Exercise: Each line of the listing below that includes "analysis" should be reported.
-- -- --
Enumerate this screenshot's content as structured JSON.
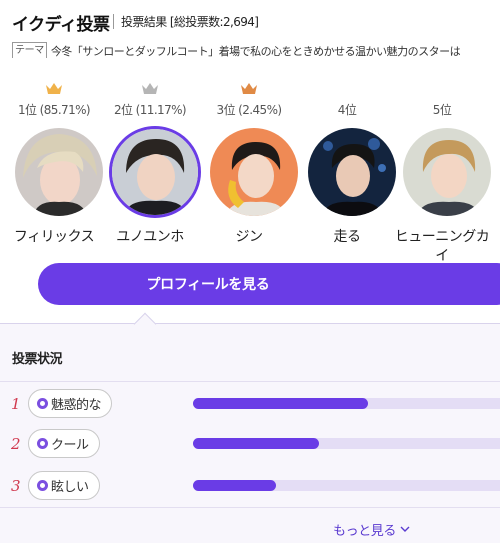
{
  "header": {
    "title": "イクディ投票",
    "result": "投票結果 [総投票数:2,694]",
    "theme_tag": "テーマ",
    "theme_text": "今冬「サンローとダッフルコート」着場で私の心をときめかせる温かい魅力のスターは"
  },
  "candidates": [
    {
      "rank": "1位 (85.71%)",
      "name": "フィリックス",
      "crown": "gold",
      "selected": false
    },
    {
      "rank": "2位 (11.17%)",
      "name": "ユノユンホ",
      "crown": "silver",
      "selected": true
    },
    {
      "rank": "3位 (2.45%)",
      "name": "ジン",
      "crown": "bronze",
      "selected": false
    },
    {
      "rank": "4位",
      "name": "走る",
      "crown": "none",
      "selected": false
    },
    {
      "rank": "5位",
      "name": "ヒューニングカイ",
      "crown": "none",
      "selected": false
    }
  ],
  "profile_button": "プロフィールを見る",
  "status": {
    "title": "投票状況",
    "items": [
      {
        "num": "1",
        "label": "魅惑的な",
        "fraction": 0.57
      },
      {
        "num": "2",
        "label": "クール",
        "fraction": 0.41
      },
      {
        "num": "3",
        "label": "眩しい",
        "fraction": 0.27
      }
    ],
    "more": "もっと見る"
  },
  "colors": {
    "accent": "#6a3ce6",
    "gold": "#f0b24a",
    "silver": "#b5b5b5",
    "bronze": "#e08a45",
    "rank_num": "#d0384e"
  }
}
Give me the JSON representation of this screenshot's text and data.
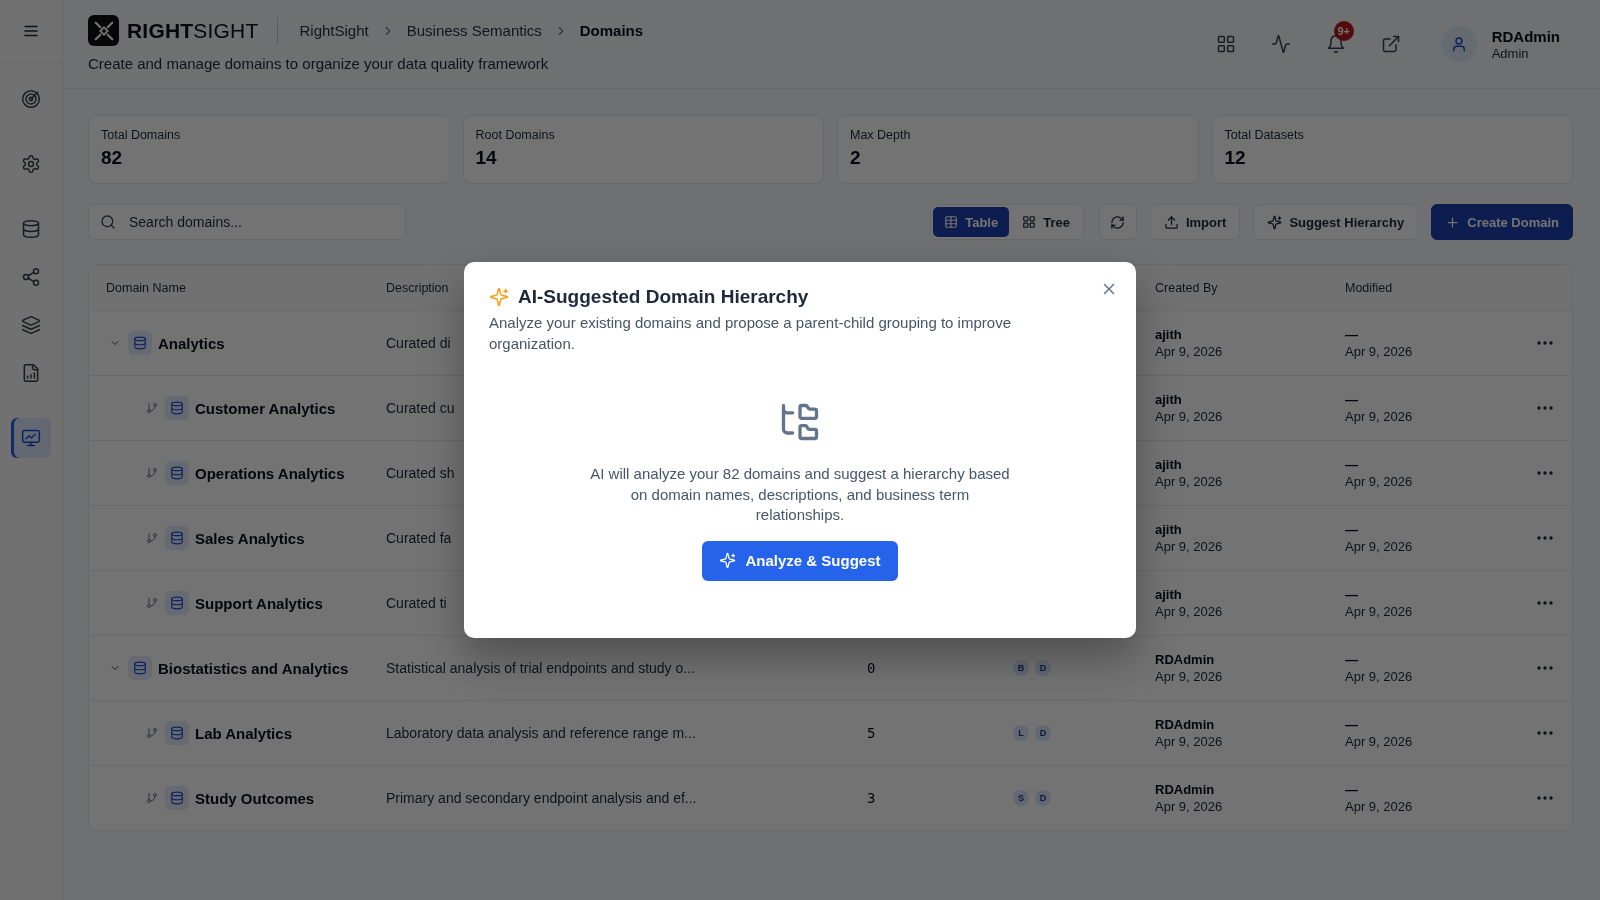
{
  "sidebar": {
    "items": [
      {
        "selected": false
      },
      {
        "selected": false
      },
      {
        "selected": false
      },
      {
        "selected": false
      },
      {
        "selected": false
      },
      {
        "selected": false
      },
      {
        "selected": true
      }
    ]
  },
  "header": {
    "logo_text": "**RIGHT**SIGHT",
    "breadcrumbs": [
      {
        "label": "RightSight",
        "current": false
      },
      {
        "label": "Business Semantics",
        "current": false
      },
      {
        "label": "Domains",
        "current": true
      }
    ],
    "subtitle": "Create and manage domains to organize your data quality framework",
    "notification_count": "9+",
    "user": {
      "name": "RDAdmin",
      "role": "Admin"
    }
  },
  "stats": [
    {
      "label": "Total Domains",
      "value": "82"
    },
    {
      "label": "Root Domains",
      "value": "14"
    },
    {
      "label": "Max Depth",
      "value": "2"
    },
    {
      "label": "Total Datasets",
      "value": "12"
    }
  ],
  "toolbar": {
    "search": {
      "placeholder": "Search domains..."
    },
    "view_tabs": [
      {
        "label": "Table",
        "selected": true
      },
      {
        "label": "Tree",
        "selected": false
      }
    ],
    "actions": [
      {
        "kind": "icon"
      },
      {
        "kind": "outline",
        "label": "Import"
      },
      {
        "kind": "outline",
        "label": "Suggest Hierarchy"
      },
      {
        "kind": "primary",
        "label": "Create Domain"
      }
    ]
  },
  "table": {
    "columns": [
      "Domain Name",
      "Description",
      "Created By",
      "Modified"
    ],
    "rows": [
      {
        "name": "Analytics",
        "description": "Curated di",
        "created_by": "ajith",
        "created_date": "Apr 9, 2026",
        "modified_by": "—",
        "modified_date": "Apr 9, 2026",
        "expanded": true,
        "children": [
          {
            "name": "Customer Analytics",
            "description": "Curated cu",
            "created_by": "ajith",
            "created_date": "Apr 9, 2026",
            "modified_by": "—",
            "modified_date": "Apr 9, 2026"
          },
          {
            "name": "Operations Analytics",
            "description": "Curated sh",
            "created_by": "ajith",
            "created_date": "Apr 9, 2026",
            "modified_by": "—",
            "modified_date": "Apr 9, 2026"
          },
          {
            "name": "Sales Analytics",
            "description": "Curated fa",
            "created_by": "ajith",
            "created_date": "Apr 9, 2026",
            "modified_by": "—",
            "modified_date": "Apr 9, 2026"
          },
          {
            "name": "Support Analytics",
            "description": "Curated ti",
            "created_by": "ajith",
            "created_date": "Apr 9, 2026",
            "modified_by": "—",
            "modified_date": "Apr 9, 2026"
          }
        ]
      },
      {
        "name": "Biostatistics and Analytics",
        "description": "Statistical analysis of trial endpoints and study o...",
        "column_3": "0",
        "column_4": [
          "B",
          "D"
        ],
        "created_by": "RDAdmin",
        "created_date": "Apr 9, 2026",
        "modified_by": "—",
        "modified_date": "Apr 9, 2026",
        "expanded": true,
        "children": [
          {
            "name": "Lab Analytics",
            "description": "Laboratory data analysis and reference range m...",
            "column_3": "5",
            "column_4": [
              "L",
              "D"
            ],
            "created_by": "RDAdmin",
            "created_date": "Apr 9, 2026",
            "modified_by": "—",
            "modified_date": "Apr 9, 2026"
          },
          {
            "name": "Study Outcomes",
            "description": "Primary and secondary endpoint analysis and ef...",
            "column_3": "3",
            "column_4": [
              "S",
              "D"
            ],
            "created_by": "RDAdmin",
            "created_date": "Apr 9, 2026",
            "modified_by": "—",
            "modified_date": "Apr 9, 2026"
          }
        ]
      }
    ]
  },
  "modal": {
    "title": "AI-Suggested Domain Hierarchy",
    "description": "Analyze your existing domains and propose a parent-child grouping to improve organization.",
    "body": "AI will analyze your 82 domains and suggest a hierarchy based on domain names, descriptions, and business term relationships.",
    "button": "Analyze & Suggest"
  }
}
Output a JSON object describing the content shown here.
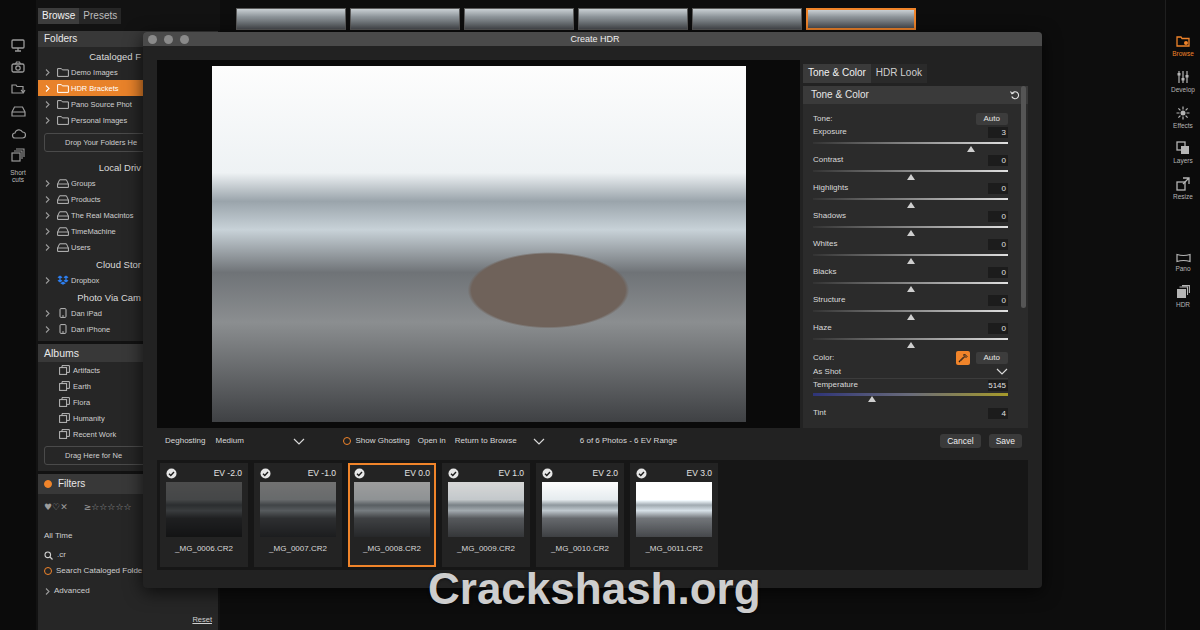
{
  "sidebar": {
    "shortcuts_label": "Short cuts",
    "view_tabs": [
      {
        "label": "Browse",
        "selected": true
      },
      {
        "label": "Presets",
        "selected": false
      }
    ],
    "folders": {
      "title": "Folders",
      "groups": [
        {
          "title": "Cataloged F",
          "items": [
            {
              "label": "Demo Images",
              "kind": "folder",
              "selected": false,
              "expanded": false
            },
            {
              "label": "HDR Brackets",
              "kind": "folder",
              "selected": true,
              "expanded": false
            },
            {
              "label": "Pano Source Phot",
              "kind": "folder",
              "selected": false,
              "expanded": false
            },
            {
              "label": "Personal Images",
              "kind": "folder",
              "selected": false,
              "expanded": false
            }
          ],
          "drop_hint": "Drop Your Folders He"
        },
        {
          "title": "Local Driv",
          "items": [
            {
              "label": "Groups",
              "kind": "drive",
              "selected": false,
              "expanded": false
            },
            {
              "label": "Products",
              "kind": "drive",
              "selected": false,
              "expanded": false
            },
            {
              "label": "The Real Macintos",
              "kind": "drive",
              "selected": false,
              "expanded": false
            },
            {
              "label": "TimeMachine",
              "kind": "drive",
              "selected": false,
              "expanded": false
            },
            {
              "label": "Users",
              "kind": "drive",
              "selected": false,
              "expanded": false
            }
          ]
        },
        {
          "title": "Cloud Stor",
          "items": [
            {
              "label": "Dropbox",
              "kind": "cloud",
              "selected": false,
              "expanded": false
            }
          ]
        },
        {
          "title": "Photo Via Cam",
          "items": [
            {
              "label": "Dan iPad",
              "kind": "device",
              "selected": false,
              "expanded": false
            },
            {
              "label": "Dan iPhone",
              "kind": "device",
              "selected": false,
              "expanded": false
            }
          ]
        }
      ]
    },
    "albums": {
      "title": "Albums",
      "items": [
        "Artifacts",
        "Earth",
        "Flora",
        "Humanity",
        "Recent Work"
      ],
      "drop_hint": "Drag Here for Ne"
    },
    "filters": {
      "title": "Filters",
      "on": true,
      "hearts": "♥♡✕",
      "stars": "≥☆☆☆☆☆",
      "date": "All Time",
      "search": ".cr",
      "search_cataloged": {
        "label": "Search Cataloged Folde",
        "checked": false
      },
      "advanced": {
        "label": "Advanced",
        "expanded": false
      },
      "reset": "Reset"
    }
  },
  "filmstrip": [
    {
      "selected": false
    },
    {
      "selected": false
    },
    {
      "selected": false
    },
    {
      "selected": false
    },
    {
      "selected": false
    },
    {
      "selected": true
    }
  ],
  "modules": [
    {
      "label": "Browse",
      "selected": true
    },
    {
      "label": "Develop",
      "selected": false
    },
    {
      "label": "Effects",
      "selected": false
    },
    {
      "label": "Layers",
      "selected": false
    },
    {
      "label": "Resize",
      "selected": false
    }
  ],
  "tools": [
    {
      "label": "Pano",
      "selected": false
    },
    {
      "label": "HDR",
      "selected": false
    }
  ],
  "dialog": {
    "title": "Create HDR",
    "tabs": [
      {
        "label": "Tone & Color",
        "selected": true
      },
      {
        "label": "HDR Look",
        "selected": false
      }
    ],
    "section": {
      "title": "Tone & Color"
    },
    "tone": {
      "label": "Tone:",
      "auto": "Auto"
    },
    "sliders": [
      {
        "name": "Exposure",
        "value": "3",
        "level": 0.81
      },
      {
        "name": "Contrast",
        "value": "0",
        "level": 0.5
      },
      {
        "name": "Highlights",
        "value": "0",
        "level": 0.5
      },
      {
        "name": "Shadows",
        "value": "0",
        "level": 0.5
      },
      {
        "name": "Whites",
        "value": "0",
        "level": 0.5
      },
      {
        "name": "Blacks",
        "value": "0",
        "level": 0.5
      },
      {
        "name": "Structure",
        "value": "0",
        "level": 0.5
      },
      {
        "name": "Haze",
        "value": "0",
        "level": 0.5
      }
    ],
    "color": {
      "label": "Color:",
      "picker_on": true,
      "auto": "Auto",
      "preset": "As Shot"
    },
    "color_sliders": [
      {
        "name": "Temperature",
        "value": "5145",
        "level": 0.3,
        "kind": "temperature"
      },
      {
        "name": "Tint",
        "value": "4",
        "kind": "tint"
      }
    ],
    "deghosting": {
      "label": "Deghosting",
      "value": "Medium"
    },
    "show_ghosting": {
      "label": "Show Ghosting",
      "checked": false
    },
    "open_in": {
      "label": "Open in",
      "value": "Return to Browse"
    },
    "summary": "6 of 6 Photos - 6 EV Range",
    "buttons": [
      {
        "label": "Cancel"
      },
      {
        "label": "Save"
      }
    ],
    "brackets": [
      {
        "ev": "EV -2.0",
        "file": "_MG_0006.CR2",
        "checked": true,
        "selected": false
      },
      {
        "ev": "EV -1.0",
        "file": "_MG_0007.CR2",
        "checked": true,
        "selected": false
      },
      {
        "ev": "EV 0.0",
        "file": "_MG_0008.CR2",
        "checked": true,
        "selected": true
      },
      {
        "ev": "EV 1.0",
        "file": "_MG_0009.CR2",
        "checked": true,
        "selected": false
      },
      {
        "ev": "EV 2.0",
        "file": "_MG_0010.CR2",
        "checked": true,
        "selected": false
      },
      {
        "ev": "EV 3.0",
        "file": "_MG_0011.CR2",
        "checked": true,
        "selected": false
      }
    ]
  },
  "watermark": "Crackshash.org"
}
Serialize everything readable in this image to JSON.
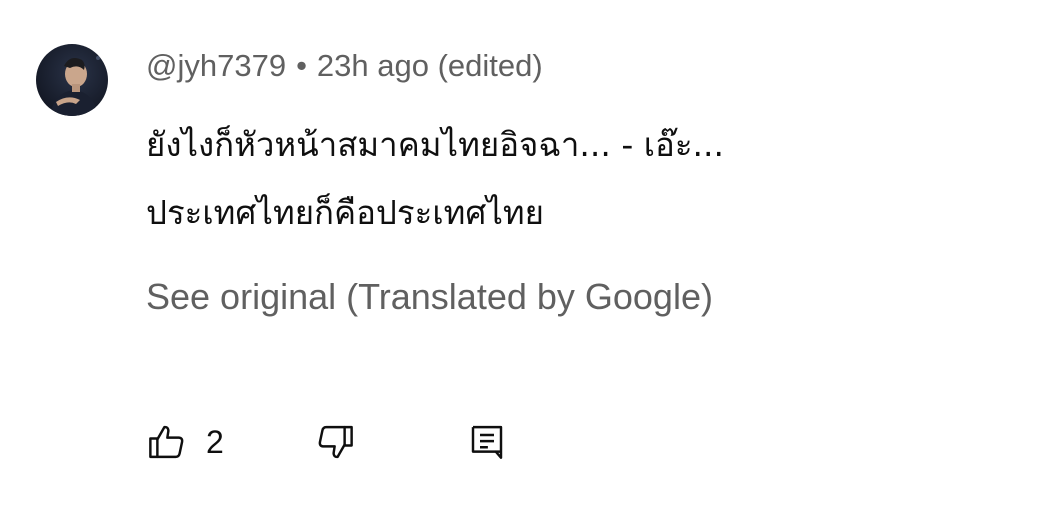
{
  "comment": {
    "author": "@jyh7379",
    "separator": "•",
    "timestamp": "23h ago (edited)",
    "text_lines": [
      "ยังไงก็หัวหน้าสมาคมไทยอิจฉา... - เอ๊ะ...",
      "ประเทศไทยก็คือประเทศไทย"
    ],
    "translate_label": "See original (Translated by Google)",
    "like_count": "2"
  },
  "icons": {
    "like": "thumbs-up-icon",
    "dislike": "thumbs-down-icon",
    "reply": "comment-icon"
  },
  "colors": {
    "text_primary": "#0f0f0f",
    "text_secondary": "#606060",
    "background": "#ffffff"
  }
}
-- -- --
Solution to the exercise:
        "description": "Statistical analysis of trial endpoints and study o...",
            "description": "Laboratory data analysis and reference range m...",
            "description": "Primary and secondary endpoint analysis and ef...",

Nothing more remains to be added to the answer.